Why do we sing when we meet together as church?
“Let the word of Christ dwell in you richly, teaching and admonishing one another in all wisdom, singing psalms and hymns and spiritual songs, with thankfulness in your hearts to God.” (Colossians 3:16)
Singing is the way, along with teaching and admonishing, to get the Word in. We sing the gospel of Christ to one another and in praise back to God so that those great realities penetrate deep into our spirits. Singing glorious, deep, authentic gospel truths has immense power to lift our spirits and the eyes of our hearts to the throne of grace and so strengthen the church.

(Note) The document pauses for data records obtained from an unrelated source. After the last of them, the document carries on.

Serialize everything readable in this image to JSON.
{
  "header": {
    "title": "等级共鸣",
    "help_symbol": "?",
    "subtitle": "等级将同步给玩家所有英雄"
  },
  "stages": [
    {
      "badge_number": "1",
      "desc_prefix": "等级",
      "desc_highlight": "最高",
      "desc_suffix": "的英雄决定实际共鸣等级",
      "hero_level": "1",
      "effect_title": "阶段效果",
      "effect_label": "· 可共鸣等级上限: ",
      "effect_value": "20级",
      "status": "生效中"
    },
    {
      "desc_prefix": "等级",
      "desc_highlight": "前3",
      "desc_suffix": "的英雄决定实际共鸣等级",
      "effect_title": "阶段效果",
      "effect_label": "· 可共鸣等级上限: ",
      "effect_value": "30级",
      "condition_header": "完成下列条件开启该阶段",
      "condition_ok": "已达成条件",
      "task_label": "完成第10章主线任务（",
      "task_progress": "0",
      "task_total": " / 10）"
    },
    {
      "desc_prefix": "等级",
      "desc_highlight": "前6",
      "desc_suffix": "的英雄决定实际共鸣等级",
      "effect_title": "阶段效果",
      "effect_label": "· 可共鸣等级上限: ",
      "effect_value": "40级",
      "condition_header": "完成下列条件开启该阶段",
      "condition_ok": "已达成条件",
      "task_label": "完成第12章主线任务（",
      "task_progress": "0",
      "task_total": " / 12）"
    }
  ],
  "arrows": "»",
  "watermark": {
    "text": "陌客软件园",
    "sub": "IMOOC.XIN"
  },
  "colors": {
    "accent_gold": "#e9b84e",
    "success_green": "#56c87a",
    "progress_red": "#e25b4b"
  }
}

Many a saint has been kept alive in a dead church by the rich theology of the hymns of Wesley, Newton and Toplady.
So singing is just as much Word ministry as faithful Bible teaching. If we really believe that, what difference does it make?
- We’re seeking music ministry not music performance, edification not entertainment.
- Music ministry is very important – whether in Sunday school or ‘adult church’. We don’t just use it as a ‘filler’ while people arrive or as something to do when we’ve been sitting down for too long.
- We want gospel music – not in the sense of a style but in terms of content. Songs where the emphasis is on what Jesus has done and his hold of us not on our devotion and grip on Him.
- We’re looking for music to stir us at the deepest level through the truths of the Word – exactly the same as the sermon. It’s not that the music stirs the emotions by the Spirit and the sermon stirs the mind by the Word. In great songs the Spirit stirs the mind, emotions and will by the Word.
- So it really really matters what words we sing – just as a preacher must chose his words with the utmost care. A heresy in a song is as bad as a heresy in a sermon. Banal, weightless or vacuous lyrics are as bad as having nothing much to say in the pulpit. And if we don’t understand what we’re singing (it took me 30 years to get what ‘lo he abhors not the virgin’s womb’ meant) then it’s as bad as not understanding what the preacher is saying.
- Which means preparation is important. Just as preachers need ministry training and theological study, so musicians. Just as the preacher must spend hours preparing the message, so the music leader will need hours to chose songs with great tunes and great words which reinforce the message of the sermon and theme of the meeting.
Let’s be appreciating and praying for our musicians and singers in their Word ministry.
And a few of my current favourites…